It was dressed up as an arranged customary “marriage” which had gone slightly awry.
Pascoe was initially charged with rape, though the terrified girl, who realised she would have to confront a member of a powerful Arnhem Land family in court, withdrew the charges. A carnal-knowledge charge was the best the cops could come up with. Pascoe pleaded guilty to having sexual intercourse with a female under the age of sixteen years and to illegal firearm discharge and possession. A magistrate gave him four months and fined him for the shotgun.
The prosecution and the defence could not be blamed for the fact that the girl had withdrawn charges. And at least Pascoe was charged with something. However, this short sentence was too much for Pascoe’s lawyers, who immediately won bail and announced they would appeal – even though they knew the nature of the girl’s original complaint. They wanted to turn it into a case of a hard-done-by customary-law husband.
I had obtained the girl’s original police statement, which revealed she was anything but a compliant child bride. “I was listening to that tape on that stereo – the music was Backstreet Boys,” she told police. “He told me to shut the door, I said leave it open. He forced me to shut that door, he made me frightened. He started slapping my face and then punching me. He used his right and left hand to slap me in my face, he was hitting me real hard. He had that closed fist and he hit me eight times. I was feeling dizzy and he said: ‘Let me look, so I can hit you again.’
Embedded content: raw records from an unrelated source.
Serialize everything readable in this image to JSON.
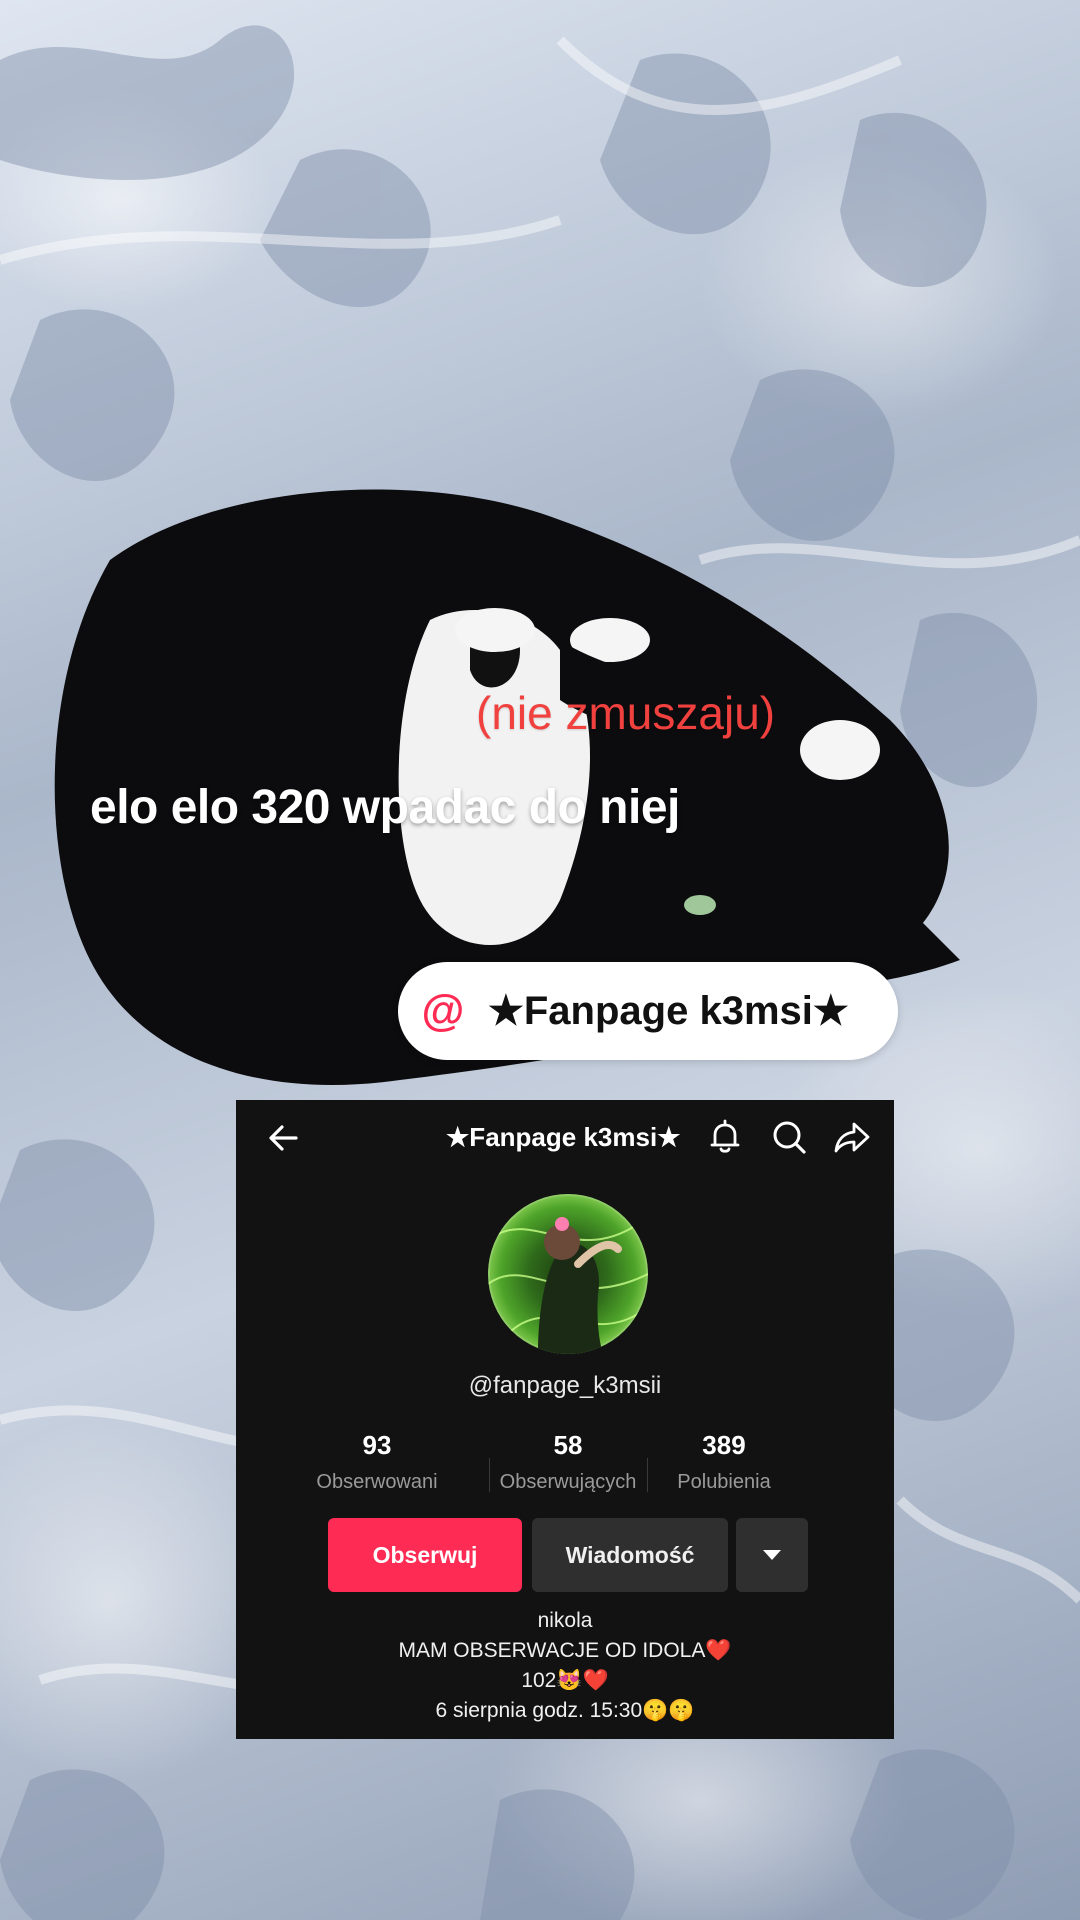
{
  "overlay": {
    "subtitle_red": "(nie zmuszaju)",
    "caption": "elo elo 320 wpadac do niej",
    "mention_symbol": "@",
    "mention_name": "★Fanpage k3msi★"
  },
  "profile": {
    "title": "★Fanpage k3msi★",
    "handle": "@fanpage_k3msii",
    "stats": [
      {
        "value": "93",
        "label": "Obserwowani"
      },
      {
        "value": "58",
        "label": "Obserwujących"
      },
      {
        "value": "389",
        "label": "Polubienia"
      }
    ],
    "follow_label": "Obserwuj",
    "message_label": "Wiadomość",
    "bio": [
      "nikola",
      "MAM OBSERWACJE OD IDOLA❤️",
      "102😻❤️",
      "6 sierpnia godz. 15:30🤫🤫"
    ],
    "icons": [
      "back-arrow-icon",
      "bell-icon",
      "search-icon",
      "share-icon",
      "dropdown-caret-icon"
    ]
  },
  "colors": {
    "accent": "#fe2c55",
    "red_text": "#f0413f",
    "panel_bg": "#121212",
    "button_dark": "#2f2f2f"
  }
}
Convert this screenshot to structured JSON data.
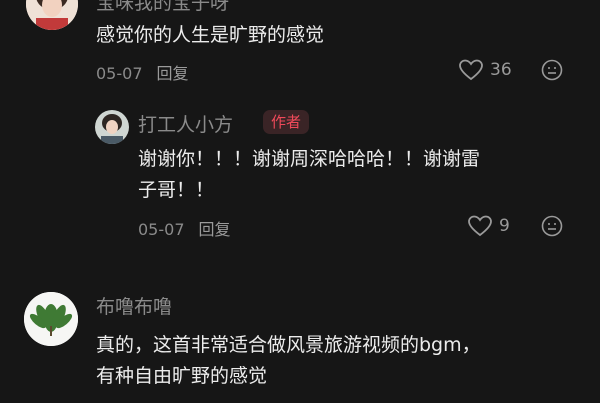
{
  "comments": [
    {
      "user": "宝味我的宝子呀",
      "text": "感觉你的人生是旷野的感觉",
      "date": "05-07",
      "reply_label": "回复",
      "likes": "36"
    },
    {
      "user": "打工人小方",
      "badge": "作者",
      "text_line1": "谢谢你！！！谢谢周深哈哈哈！！谢谢雷",
      "text_line2": "子哥！！",
      "date": "05-07",
      "reply_label": "回复",
      "likes": "9"
    },
    {
      "user": "布噜布噜",
      "text_line1": "真的，这首非常适合做风景旅游视频的bgm，",
      "text_line2": "有种自由旷野的感觉"
    }
  ],
  "icons": {
    "like": "heart-icon",
    "more": "comment-emoji-icon"
  },
  "colors": {
    "background": "#161616",
    "author_badge_bg": "#3a2426",
    "author_badge_text": "#f04a5a"
  }
}
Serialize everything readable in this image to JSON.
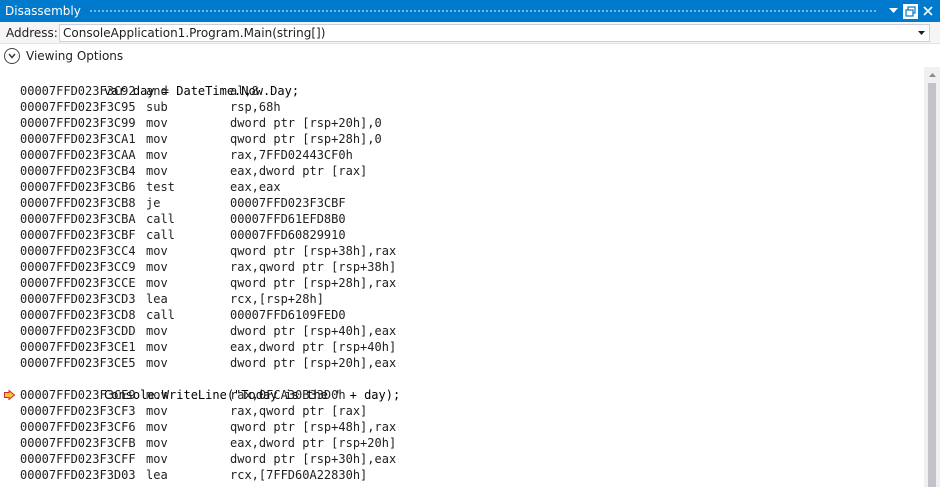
{
  "window": {
    "title": "Disassembly",
    "buttons": [
      "dropdown-icon",
      "restore-icon",
      "close-icon"
    ]
  },
  "address": {
    "label": "Address:",
    "value": "ConsoleApplication1.Program.Main(string[])"
  },
  "viewing_options": {
    "label": "Viewing Options"
  },
  "source_lines": {
    "line1": "var day = DateTime.Now.Day;",
    "line2": "Console.WriteLine(\"Today is the \" + day);"
  },
  "block1": [
    {
      "addr": "00007FFD023F3C92",
      "mn": "and",
      "ops": "al,8"
    },
    {
      "addr": "00007FFD023F3C95",
      "mn": "sub",
      "ops": "rsp,68h"
    },
    {
      "addr": "00007FFD023F3C99",
      "mn": "mov",
      "ops": "dword ptr [rsp+20h],0"
    },
    {
      "addr": "00007FFD023F3CA1",
      "mn": "mov",
      "ops": "qword ptr [rsp+28h],0"
    },
    {
      "addr": "00007FFD023F3CAA",
      "mn": "mov",
      "ops": "rax,7FFD02443CF0h"
    },
    {
      "addr": "00007FFD023F3CB4",
      "mn": "mov",
      "ops": "eax,dword ptr [rax]"
    },
    {
      "addr": "00007FFD023F3CB6",
      "mn": "test",
      "ops": "eax,eax"
    },
    {
      "addr": "00007FFD023F3CB8",
      "mn": "je",
      "ops": "00007FFD023F3CBF"
    },
    {
      "addr": "00007FFD023F3CBA",
      "mn": "call",
      "ops": "00007FFD61EFD8B0"
    },
    {
      "addr": "00007FFD023F3CBF",
      "mn": "call",
      "ops": "00007FFD60829910"
    },
    {
      "addr": "00007FFD023F3CC4",
      "mn": "mov",
      "ops": "qword ptr [rsp+38h],rax"
    },
    {
      "addr": "00007FFD023F3CC9",
      "mn": "mov",
      "ops": "rax,qword ptr [rsp+38h]"
    },
    {
      "addr": "00007FFD023F3CCE",
      "mn": "mov",
      "ops": "qword ptr [rsp+28h],rax"
    },
    {
      "addr": "00007FFD023F3CD3",
      "mn": "lea",
      "ops": "rcx,[rsp+28h]"
    },
    {
      "addr": "00007FFD023F3CD8",
      "mn": "call",
      "ops": "00007FFD6109FED0"
    },
    {
      "addr": "00007FFD023F3CDD",
      "mn": "mov",
      "ops": "dword ptr [rsp+40h],eax"
    },
    {
      "addr": "00007FFD023F3CE1",
      "mn": "mov",
      "ops": "eax,dword ptr [rsp+40h]"
    },
    {
      "addr": "00007FFD023F3CE5",
      "mn": "mov",
      "ops": "dword ptr [rsp+20h],eax"
    }
  ],
  "block2": [
    {
      "addr": "00007FFD023F3CE9",
      "mn": "mov",
      "ops": "rax,0FCA30B33D0h",
      "current": true
    },
    {
      "addr": "00007FFD023F3CF3",
      "mn": "mov",
      "ops": "rax,qword ptr [rax]"
    },
    {
      "addr": "00007FFD023F3CF6",
      "mn": "mov",
      "ops": "qword ptr [rsp+48h],rax"
    },
    {
      "addr": "00007FFD023F3CFB",
      "mn": "mov",
      "ops": "eax,dword ptr [rsp+20h]"
    },
    {
      "addr": "00007FFD023F3CFF",
      "mn": "mov",
      "ops": "dword ptr [rsp+30h],eax"
    },
    {
      "addr": "00007FFD023F3D03",
      "mn": "lea",
      "ops": "rcx,[7FFD60A22830h]"
    }
  ],
  "colors": {
    "title_bar": "#007acc",
    "current_arrow": "#f7c12f",
    "current_arrow_border": "#d22b2b"
  }
}
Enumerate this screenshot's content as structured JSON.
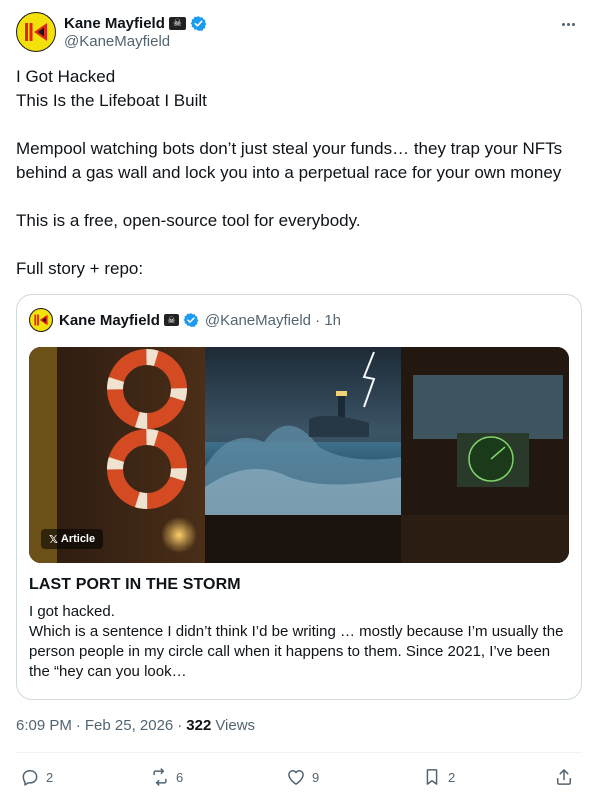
{
  "author": {
    "display_name": "Kane Mayfield",
    "handle": "@KaneMayfield",
    "avatar_icon": "rewind-logo-icon",
    "flag_icon": "skull-crossbones-flag",
    "flag_glyph": "☠",
    "verified_icon": "verified-badge-icon",
    "verified_color": "#1d9bf0",
    "avatar_bg": "#f4e00a",
    "avatar_accent": "#e0241b"
  },
  "more_icon": "more-horizontal-icon",
  "tweet": {
    "lines": [
      "I Got Hacked",
      "This Is the Lifeboat I Built",
      "Mempool watching bots don’t just steal your funds… they trap your NFTs behind a gas wall and lock you into a perpetual race for your own money",
      "This is a free, open-source tool for everybody.",
      "Full story + repo:"
    ]
  },
  "quote": {
    "display_name": "Kane Mayfield",
    "handle_time": "@KaneMayfield · 1h",
    "badge_glyph": "𝕏",
    "badge_label": "Article",
    "article_title": "LAST PORT IN THE STORM",
    "excerpt_line1": "I got hacked.",
    "excerpt_line2": "Which is a sentence I didn’t think I’d be writing … mostly because I’m usually the person people in my circle call when it happens to them. Since 2021, I’ve been the “hey can you look…",
    "image_description_icon": "article-cover-image"
  },
  "meta": {
    "time": "6:09 PM",
    "date": "Feb 25, 2026",
    "separator": "·",
    "views_count": "322",
    "views_label": "Views"
  },
  "actions": {
    "reply": {
      "icon": "reply-icon",
      "count": "2"
    },
    "repost": {
      "icon": "repost-icon",
      "count": "6"
    },
    "like": {
      "icon": "like-icon",
      "count": "9"
    },
    "bookmark": {
      "icon": "bookmark-icon",
      "count": "2"
    },
    "share": {
      "icon": "share-icon"
    }
  },
  "colors": {
    "text_primary": "#0f1419",
    "text_secondary": "#536471",
    "border": "#cfd9de"
  }
}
“I said to him I want to go out and have a drink of water and wash my face. He said: ‘No, you’re not going anywhere, no phone call, no truck [out] for you.’ He told me to take off my clothes, so I did. He grabbed m...